If you’ve not already discovered the wonder of propagation, this budget friendly garden idea allows you to grow new plants for free or considerably less than buying them.

Roses in garden

(Image credit: Future PLC)

But why a potato, you may ask? ‘That’s because the potato will ensure the cutting remains moist, but not too wet, providing the ideal environment for it to root. The potato also provides nutrients to help the rose thrive, as it breaks down in the soil,’ reveals Angharad.

‘Let's face it, this is a pretty quirky way of growing a plant and it's no real shock that this is going viral on social media,’ explains Andrew White from Rhino Greenhouse Direct.

‘It is worth noting however, there's no real evidence to suggest that growing rose cuttings in potatoes is actually any more effective than growing directly in the ground, but that wouldn't be particularly social-media worthy.’

Roses in garden

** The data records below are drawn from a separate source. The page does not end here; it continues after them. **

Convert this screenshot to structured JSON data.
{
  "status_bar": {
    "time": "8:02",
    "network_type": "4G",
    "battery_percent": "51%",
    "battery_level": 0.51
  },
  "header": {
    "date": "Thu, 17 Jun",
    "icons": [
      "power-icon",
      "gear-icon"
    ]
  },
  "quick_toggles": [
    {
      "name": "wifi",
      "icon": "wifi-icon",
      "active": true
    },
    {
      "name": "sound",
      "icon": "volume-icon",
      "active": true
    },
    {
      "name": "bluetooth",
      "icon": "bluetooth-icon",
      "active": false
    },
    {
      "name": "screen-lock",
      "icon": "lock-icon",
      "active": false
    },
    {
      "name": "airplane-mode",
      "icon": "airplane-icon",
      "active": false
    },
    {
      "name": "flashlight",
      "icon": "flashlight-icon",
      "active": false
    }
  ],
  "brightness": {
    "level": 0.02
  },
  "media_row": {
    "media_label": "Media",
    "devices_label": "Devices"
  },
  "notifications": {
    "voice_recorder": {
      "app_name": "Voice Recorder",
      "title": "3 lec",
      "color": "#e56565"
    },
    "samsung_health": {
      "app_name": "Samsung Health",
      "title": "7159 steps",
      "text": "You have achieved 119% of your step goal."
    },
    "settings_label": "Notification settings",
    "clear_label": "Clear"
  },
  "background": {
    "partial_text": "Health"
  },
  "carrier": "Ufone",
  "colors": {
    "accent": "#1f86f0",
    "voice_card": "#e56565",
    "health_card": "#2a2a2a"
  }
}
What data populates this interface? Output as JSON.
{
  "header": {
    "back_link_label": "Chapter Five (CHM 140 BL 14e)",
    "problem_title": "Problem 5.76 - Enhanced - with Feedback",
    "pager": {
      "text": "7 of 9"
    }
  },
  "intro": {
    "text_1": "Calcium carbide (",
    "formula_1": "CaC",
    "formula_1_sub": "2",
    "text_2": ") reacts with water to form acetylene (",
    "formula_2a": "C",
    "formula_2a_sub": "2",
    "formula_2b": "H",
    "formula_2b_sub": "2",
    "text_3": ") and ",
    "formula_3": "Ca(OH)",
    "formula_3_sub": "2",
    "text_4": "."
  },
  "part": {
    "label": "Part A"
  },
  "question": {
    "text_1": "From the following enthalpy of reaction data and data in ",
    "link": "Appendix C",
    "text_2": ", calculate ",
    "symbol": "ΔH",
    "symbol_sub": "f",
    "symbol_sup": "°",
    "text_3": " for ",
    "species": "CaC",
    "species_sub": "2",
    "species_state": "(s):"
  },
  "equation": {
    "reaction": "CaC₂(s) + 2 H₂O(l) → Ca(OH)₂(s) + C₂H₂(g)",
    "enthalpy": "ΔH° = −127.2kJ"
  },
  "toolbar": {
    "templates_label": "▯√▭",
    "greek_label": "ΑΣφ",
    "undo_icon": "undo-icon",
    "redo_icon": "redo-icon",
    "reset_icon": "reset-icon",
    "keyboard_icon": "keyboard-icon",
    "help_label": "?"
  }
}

(Image credit: Future PLC)

What you'll need

A step-by-step guide on how to grow rose cuttings in potatoes

1. Take your rose cutting

‘To give it a go, first you’ll need to take a cutting from a healthy, established rose bush. Find a healthy stem with new growth that has several leaf nodes (that’s where the leaves grow from the stem),’ asserts Angharad.

‘Make a clean cut at a 45-degree angle using sharp, sterilised secateurs, so that you have a stem roughly 25cm long. Then strip the leaves from the bottom half of the stem, as this will encourage the plant to use its energy to form a new root system.’

Once you’ve done this it’s time to grab a fresh potato.

2. Prepare your potato

Essentially you need to create a hole in the potato for the cutting to sit in. ‘It’s usually best to make it a little bit smaller than the cutting itself so that it isn’t too loose,’ Angharad recommends.

You can use whatever you have to hand but a screwdriver, corkscrew or even a drill will suffice. Just make sure you don’t go the whole way through the potato. Aim to go about halfway into the potato.

3. Plant the rose in the potato

Fill a plant pot two-thirds of the way with compost-rich soil leaving enough space to plant the potato.

Next take your rose cutting and either dip it in a rooting hormone or for an even more budget-friendly option, honey. And firmly push the rose into the hole in the potato. Put the potato into the soil, making sure to cover it and then press the soil down firmly. ‘At least the top third of the cutting should be above the soil,’’s house plant and gardening expert, Fiona Jenkins, recommends.

Roses in garden

(Image credit: Future PLC)

4. Water and wait

Lightly water the area and place your plant pot somewhere warm and bright but out of direct sunlight. You could even put it on a balcony or patio, if you’re short on outdoor space.

‘Roots should begin developing between 4 and 8 weeks. When new leaves develop transplant the rose to a bigger pot or into the garden,’ Fiona concludes.

Like we said while this method does work, you are likely to have just as much success (or failure) with the usual method of planting rose cuttings straight into soil with a rooting hormone. There is currently no evidence to suggest that it works better - but where is the fun in that? 

Ellis Cochrane

Ellis Cochrane has been a Freelance Contributor for Ideal Home since 2023. She graduated with a Joint Honours degree in Politics and English from the University of Strathclyde and between her exams and graduation, started a lifestyle blog where she would share what she was buying, reading and doing. In doing so, she created opportunities to work with some of her dream brands and discovered the possibility of freelance writing, after always dreaming of writing for magazines when she was growing up.

Since then, she has contributed to a variety of online and print publications, covering everything from celebrity news and beauty reviews to her real passion; homes and interiors. She started writing about all things homes, gardens and interiors after joining Decor & Design Scotland as a Freelance Journalist and Social Media Account Manager in 2021. She then started freelancing at House Beautiful, Country Living and in Stylist’s Home team. Ellis is currently saving to buy her first home in Glasgow with far too many Pinterest boards dedicated to her many design ideas and inspirations.